● GIVEN ENTRIES
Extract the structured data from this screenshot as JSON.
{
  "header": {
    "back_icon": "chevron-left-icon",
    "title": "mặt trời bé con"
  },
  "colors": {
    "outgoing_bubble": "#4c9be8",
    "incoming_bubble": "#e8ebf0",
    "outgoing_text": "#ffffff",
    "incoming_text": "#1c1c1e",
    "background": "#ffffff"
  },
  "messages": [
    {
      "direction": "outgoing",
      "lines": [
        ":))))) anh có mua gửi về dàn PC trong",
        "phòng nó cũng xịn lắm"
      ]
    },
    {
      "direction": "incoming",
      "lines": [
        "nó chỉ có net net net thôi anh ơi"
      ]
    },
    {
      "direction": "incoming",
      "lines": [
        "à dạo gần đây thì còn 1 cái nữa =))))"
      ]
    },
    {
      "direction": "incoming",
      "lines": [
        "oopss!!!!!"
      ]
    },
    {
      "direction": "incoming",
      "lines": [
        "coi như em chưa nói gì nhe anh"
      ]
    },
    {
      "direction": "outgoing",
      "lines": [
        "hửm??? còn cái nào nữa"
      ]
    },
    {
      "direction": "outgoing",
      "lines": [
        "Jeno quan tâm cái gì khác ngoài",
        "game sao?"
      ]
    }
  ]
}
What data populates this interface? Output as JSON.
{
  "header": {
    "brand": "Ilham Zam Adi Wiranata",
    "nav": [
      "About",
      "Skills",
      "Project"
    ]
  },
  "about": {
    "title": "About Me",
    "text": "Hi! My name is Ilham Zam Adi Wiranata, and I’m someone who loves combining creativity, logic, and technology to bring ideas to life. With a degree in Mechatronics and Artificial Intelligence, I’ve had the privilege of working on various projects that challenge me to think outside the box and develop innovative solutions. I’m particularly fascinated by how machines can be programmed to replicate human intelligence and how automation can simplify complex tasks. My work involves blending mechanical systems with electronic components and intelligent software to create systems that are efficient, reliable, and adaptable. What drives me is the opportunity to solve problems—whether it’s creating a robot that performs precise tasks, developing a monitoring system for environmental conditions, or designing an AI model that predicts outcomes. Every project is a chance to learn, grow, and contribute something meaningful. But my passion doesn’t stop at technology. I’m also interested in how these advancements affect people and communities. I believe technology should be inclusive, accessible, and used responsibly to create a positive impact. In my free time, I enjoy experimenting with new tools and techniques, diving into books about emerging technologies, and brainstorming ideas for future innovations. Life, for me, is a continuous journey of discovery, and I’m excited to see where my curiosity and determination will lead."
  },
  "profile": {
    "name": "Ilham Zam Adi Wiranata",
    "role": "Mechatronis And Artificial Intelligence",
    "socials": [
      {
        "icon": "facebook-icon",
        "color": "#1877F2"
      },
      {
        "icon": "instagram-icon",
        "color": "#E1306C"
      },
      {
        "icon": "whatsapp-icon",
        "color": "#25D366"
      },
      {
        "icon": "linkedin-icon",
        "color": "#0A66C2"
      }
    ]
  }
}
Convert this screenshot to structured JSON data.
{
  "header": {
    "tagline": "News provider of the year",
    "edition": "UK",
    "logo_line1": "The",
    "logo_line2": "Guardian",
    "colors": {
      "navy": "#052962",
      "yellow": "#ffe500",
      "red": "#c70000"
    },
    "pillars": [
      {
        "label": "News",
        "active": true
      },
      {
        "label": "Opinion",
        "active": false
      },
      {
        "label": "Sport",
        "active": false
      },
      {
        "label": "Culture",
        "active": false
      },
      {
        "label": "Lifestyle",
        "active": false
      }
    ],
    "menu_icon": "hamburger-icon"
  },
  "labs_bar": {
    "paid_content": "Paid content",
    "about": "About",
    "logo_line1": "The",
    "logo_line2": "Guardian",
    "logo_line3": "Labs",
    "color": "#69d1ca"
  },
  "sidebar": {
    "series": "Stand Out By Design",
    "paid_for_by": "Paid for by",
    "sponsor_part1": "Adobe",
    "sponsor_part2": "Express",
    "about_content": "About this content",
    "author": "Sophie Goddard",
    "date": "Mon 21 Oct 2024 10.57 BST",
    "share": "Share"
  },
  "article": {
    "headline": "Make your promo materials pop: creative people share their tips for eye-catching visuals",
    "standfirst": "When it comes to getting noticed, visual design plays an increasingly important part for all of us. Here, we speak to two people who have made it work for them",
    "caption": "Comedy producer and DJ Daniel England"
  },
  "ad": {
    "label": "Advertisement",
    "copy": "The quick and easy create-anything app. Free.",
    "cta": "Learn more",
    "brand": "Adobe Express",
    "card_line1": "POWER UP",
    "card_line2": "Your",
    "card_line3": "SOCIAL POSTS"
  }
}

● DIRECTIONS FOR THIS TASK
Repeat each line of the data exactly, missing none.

● EXERCISE OUTPUT
Extract the structured data from this screenshot as JSON.
{
  "header": {
    "back_icon": "chevron-left-icon",
    "title": "mặt trời bé con"
  },
  "colors": {
    "outgoing_bubble": "#4c9be8",
    "incoming_bubble": "#e8ebf0",
    "outgoing_text": "#ffffff",
    "incoming_text": "#1c1c1e",
    "background": "#ffffff"
  },
  "messages": [
    {
      "direction": "outgoing",
      "lines": [
        ":))))) anh có mua gửi về dàn PC trong",
        "phòng nó cũng xịn lắm"
      ]
    },
    {
      "direction": "incoming",
      "lines": [
        "nó chỉ có net net net thôi anh ơi"
      ]
    },
    {
      "direction": "incoming",
      "lines": [
        "à dạo gần đây thì còn 1 cái nữa =))))"
      ]
    },
    {
      "direction": "incoming",
      "lines": [
        "oopss!!!!!"
      ]
    },
    {
      "direction": "incoming",
      "lines": [
        "coi như em chưa nói gì nhe anh"
      ]
    },
    {
      "direction": "outgoing",
      "lines": [
        "hửm??? còn cái nào nữa"
      ]
    },
    {
      "direction": "outgoing",
      "lines": [
        "Jeno quan tâm cái gì khác ngoài",
        "game sao?"
      ]
    }
  ]
}
What data populates this interface? Output as JSON.
{
  "header": {
    "brand": "Ilham Zam Adi Wiranata",
    "nav": [
      "About",
      "Skills",
      "Project"
    ]
  },
  "about": {
    "title": "About Me",
    "text": "Hi! My name is Ilham Zam Adi Wiranata, and I’m someone who loves combining creativity, logic, and technology to bring ideas to life. With a degree in Mechatronics and Artificial Intelligence, I’ve had the privilege of working on various projects that challenge me to think outside the box and develop innovative solutions. I’m particularly fascinated by how machines can be programmed to replicate human intelligence and how automation can simplify complex tasks. My work involves blending mechanical systems with electronic components and intelligent software to create systems that are efficient, reliable, and adaptable. What drives me is the opportunity to solve problems—whether it’s creating a robot that performs precise tasks, developing a monitoring system for environmental conditions, or designing an AI model that predicts outcomes. Every project is a chance to learn, grow, and contribute something meaningful. But my passion doesn’t stop at technology. I’m also interested in how these advancements affect people and communities. I believe technology should be inclusive, accessible, and used responsibly to create a positive impact. In my free time, I enjoy experimenting with new tools and techniques, diving into books about emerging technologies, and brainstorming ideas for future innovations. Life, for me, is a continuous journey of discovery, and I’m excited to see where my curiosity and determination will lead."
  },
  "profile": {
    "name": "Ilham Zam Adi Wiranata",
    "role": "Mechatronis And Artificial Intelligence",
    "socials": [
      {
        "icon": "facebook-icon",
        "color": "#1877F2"
      },
      {
        "icon": "instagram-icon",
        "color": "#E1306C"
      },
      {
        "icon": "whatsapp-icon",
        "color": "#25D366"
      },
      {
        "icon": "linkedin-icon",
        "color": "#0A66C2"
      }
    ]
  }
}
Convert this screenshot to structured JSON data.
{
  "header": {
    "tagline": "News provider of the year",
    "edition": "UK",
    "logo_line1": "The",
    "logo_line2": "Guardian",
    "colors": {
      "navy": "#052962",
      "yellow": "#ffe500",
      "red": "#c70000"
    },
    "pillars": [
      {
        "label": "News",
        "active": true
      },
      {
        "label": "Opinion",
        "active": false
      },
      {
        "label": "Sport",
        "active": false
      },
      {
        "label": "Culture",
        "active": false
      },
      {
        "label": "Lifestyle",
        "active": false
      }
    ],
    "menu_icon": "hamburger-icon"
  },
  "labs_bar": {
    "paid_content": "Paid content",
    "about": "About",
    "logo_line1": "The",
    "logo_line2": "Guardian",
    "logo_line3": "Labs",
    "color": "#69d1ca"
  },
  "sidebar": {
    "series": "Stand Out By Design",
    "paid_for_by": "Paid for by",
    "sponsor_part1": "Adobe",
    "sponsor_part2": "Express",
    "about_content": "About this content",
    "author": "Sophie Goddard",
    "date": "Mon 21 Oct 2024 10.57 BST",
    "share": "Share"
  },
  "article": {
    "headline": "Make your promo materials pop: creative people share their tips for eye-catching visuals",
    "standfirst": "When it comes to getting noticed, visual design plays an increasingly important part for all of us. Here, we speak to two people who have made it work for them",
    "caption": "Comedy producer and DJ Daniel England"
  },
  "ad": {
    "label": "Advertisement",
    "copy": "The quick and easy create-anything app. Free.",
    "cta": "Learn more",
    "brand": "Adobe Express",
    "card_line1": "POWER UP",
    "card_line2": "Your",
    "card_line3": "SOCIAL POSTS"
  }
}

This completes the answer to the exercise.